New research finds growing racial disparities in overdose mortality and a major shift in geographic trends of the opioid crisis

February 9, 2022

Between 2009 and 2019, overdose deaths in the United States involving opioids and stimulant drugs, such as cocaine and methamphetamine, surged compared to deaths from stimulants alone. Fatalities linked specifically to cocaine combined with opioids rose by nearly 450%, an alarming trend fueled by the growing contamination of non-opioid drugs by fentanyl, an extremely potent synthetic opioid. By 2019, more than three-quarters of deaths involving cocaine and half of those involving methamphetamine or other stimulants also involved opioids.

In the first study of its kind, researchers from NYU Grossman School of Medicine and Wake Forest School of Medicine analyzed the trend of rising opioid/stimulant deaths by racial/ethnic groups and by state. The findings, published in the Feb. 8 online edition of the American Journal of Epidemiology, indicated that while overdose deaths from opioids and stimulants rose across all racial groups and across the country, opioid/stimulant deaths among African Americans increased at more than three times the rate as non-Hispanic white people – particularly in eastern states. Analysis also found a significant increase in overdose opioid and stimulant deaths among Hispanic and Asian Americans. 

The team of investigators found that between 2007 and 2019, the rate of African Americans dying from opioids and cocaine climbed by 575%, compared to 184% among white people. While mortality from methamphetamine and other stimulants (MOS) remained at lower levels in 2019 than cocaine/opioid mortality, it has increased dramatically in recent years among African Americans. MOS/opioid mortality rose 16,200 % in Blacks versus 3,200 % in white people.  

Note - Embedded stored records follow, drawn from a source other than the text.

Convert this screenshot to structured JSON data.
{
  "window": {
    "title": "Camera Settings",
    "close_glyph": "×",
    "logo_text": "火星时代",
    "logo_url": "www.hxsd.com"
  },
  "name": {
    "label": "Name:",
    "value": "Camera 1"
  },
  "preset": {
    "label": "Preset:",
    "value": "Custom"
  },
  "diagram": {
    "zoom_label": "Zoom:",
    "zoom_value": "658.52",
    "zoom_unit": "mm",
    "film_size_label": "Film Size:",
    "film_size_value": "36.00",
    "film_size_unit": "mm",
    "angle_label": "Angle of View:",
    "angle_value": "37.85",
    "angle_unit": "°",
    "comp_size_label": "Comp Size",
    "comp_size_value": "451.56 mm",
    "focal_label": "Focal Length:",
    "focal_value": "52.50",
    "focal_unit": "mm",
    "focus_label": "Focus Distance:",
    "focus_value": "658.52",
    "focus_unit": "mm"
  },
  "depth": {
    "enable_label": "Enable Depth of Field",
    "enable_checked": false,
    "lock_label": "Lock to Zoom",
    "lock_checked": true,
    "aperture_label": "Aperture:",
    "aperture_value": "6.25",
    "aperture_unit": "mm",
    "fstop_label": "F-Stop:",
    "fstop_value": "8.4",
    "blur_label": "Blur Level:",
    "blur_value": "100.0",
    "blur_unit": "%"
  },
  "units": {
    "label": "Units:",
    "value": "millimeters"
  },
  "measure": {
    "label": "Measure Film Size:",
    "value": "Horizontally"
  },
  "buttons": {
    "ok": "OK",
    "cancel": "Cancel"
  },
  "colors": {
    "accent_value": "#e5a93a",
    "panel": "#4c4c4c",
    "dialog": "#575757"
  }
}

"Our results showed that opioid/stimulant mortality varies considerably from state to state, even within a single region,” said David Kline, Ph.D., assistant professor of biostatistics and data science at Wake Forest School of Medicine and joint lead author of the study. “This provides critical information to policymakers and others about the severity and evolution of the crisis in their state.”

Read the entire news release.